*EXERCISE BRIEF*:
Return the lines below in which the string "レイヤー" occurs.

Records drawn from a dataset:
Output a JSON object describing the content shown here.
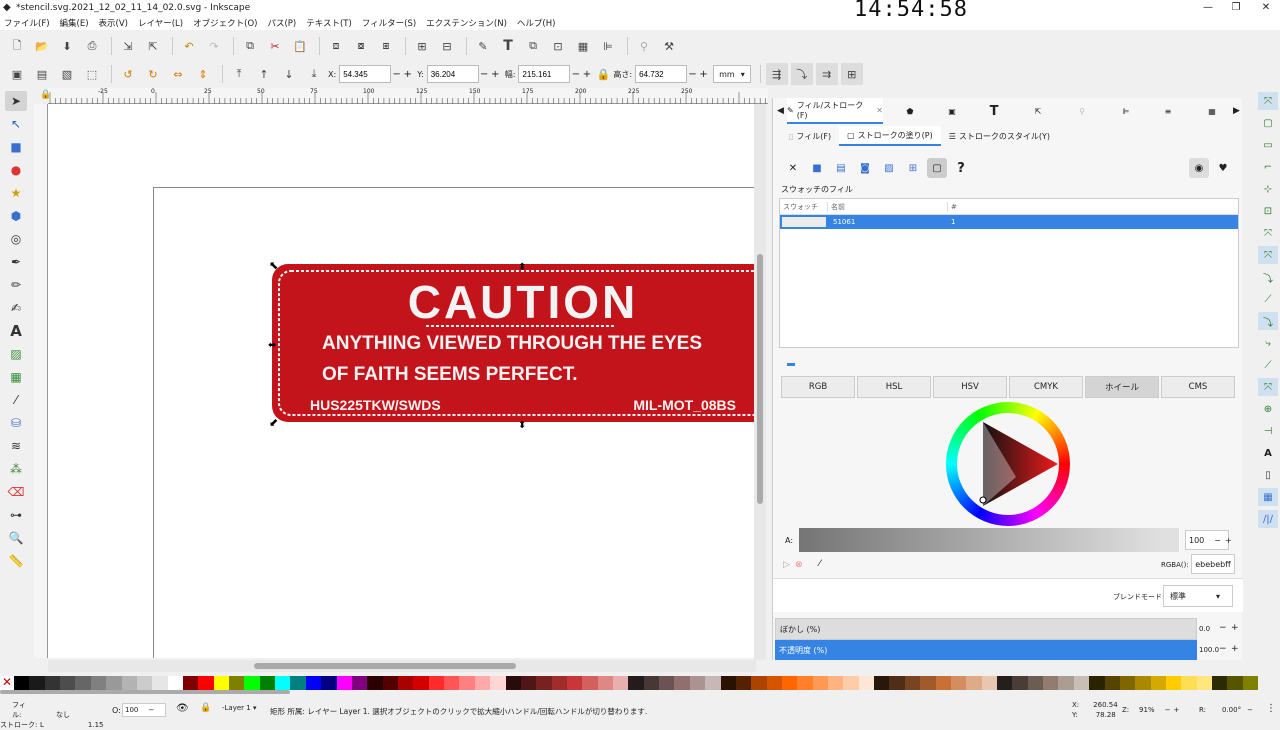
{
  "window": {
    "title": "*stencil.svg.2021_12_02_11_14_02.0.svg - Inkscape",
    "clock": "14:54:58"
  },
  "menu": [
    "ファイル(F)",
    "編集(E)",
    "表示(V)",
    "レイヤー(L)",
    "オブジェクト(O)",
    "パス(P)",
    "テキスト(T)",
    "フィルター(S)",
    "エクステンション(N)",
    "ヘルプ(H)"
  ],
  "controls": {
    "x_label": "X:",
    "x": "54.345",
    "y_label": "Y:",
    "y": "36.204",
    "w_label": "幅:",
    "w": "215.161",
    "h_label": "高さ:",
    "h": "64.732",
    "unit": "mm"
  },
  "ruler_ticks": [
    "-25",
    "0",
    "25",
    "50",
    "75",
    "100",
    "125",
    "150",
    "175",
    "200",
    "225",
    "250"
  ],
  "artwork": {
    "heading": "CAUTION",
    "line1": "ANYTHING VIEWED THROUGH THE EYES",
    "line2": "OF FAITH SEEMS PERFECT.",
    "left_code": "HUS225TKW/SWDS",
    "right_code": "MIL-MOT_08BS",
    "fill_color": "#c4141b"
  },
  "panel": {
    "tab_label": "フィル/ストローク(F)",
    "subtabs": [
      "フィル(F)",
      "ストロークの塗り(P)",
      "ストロークのスタイル(Y)"
    ],
    "swatch_heading": "スウォッチのフィル",
    "table_headers": [
      "スウォッチ",
      "名前",
      "#"
    ],
    "table_row": {
      "name": "51061",
      "count": "1"
    },
    "color_modes": [
      "RGB",
      "HSL",
      "HSV",
      "CMYK",
      "ホイール",
      "CMS"
    ],
    "alpha_label": "A:",
    "alpha_value": "100",
    "rgba_label": "RGBA():",
    "rgba_value": "ebebebff",
    "blend_label": "ブレンドモード:",
    "blend_value": "標準",
    "blur_label": "ぼかし (%)",
    "blur_value": "0.0",
    "opacity_label": "不透明度 (%)",
    "opacity_value": "100.0"
  },
  "status": {
    "fill_label": "フィル:",
    "fill_value": "なし",
    "stroke_label": "ストローク:",
    "stroke_value": "L",
    "stroke_width": "1.15",
    "o_label": "O:",
    "o_value": "100",
    "layer": "-Layer 1",
    "message": "矩形 所属: レイヤー Layer 1. 選択オブジェクトのクリックで拡大縮小ハンドル/回転ハンドルが切り替わります.",
    "cx": "260.54",
    "cy": "78.28",
    "x_label": "X:",
    "y_label": "Y:",
    "zoom_label": "Z:",
    "zoom": "91%",
    "rot_label": "R:",
    "rotation": "0.00°"
  },
  "colors": {
    "accent": "#3584e4",
    "caution_red": "#c4141b"
  }
}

*SOLUTION FOR THIS EXERCISE*:
    "レイヤー(L)",
    "message": "矩形 所属: レイヤー Layer 1. 選択オブジェクトのクリックで拡大縮小ハンドル/回転ハンドルが切り替わります.",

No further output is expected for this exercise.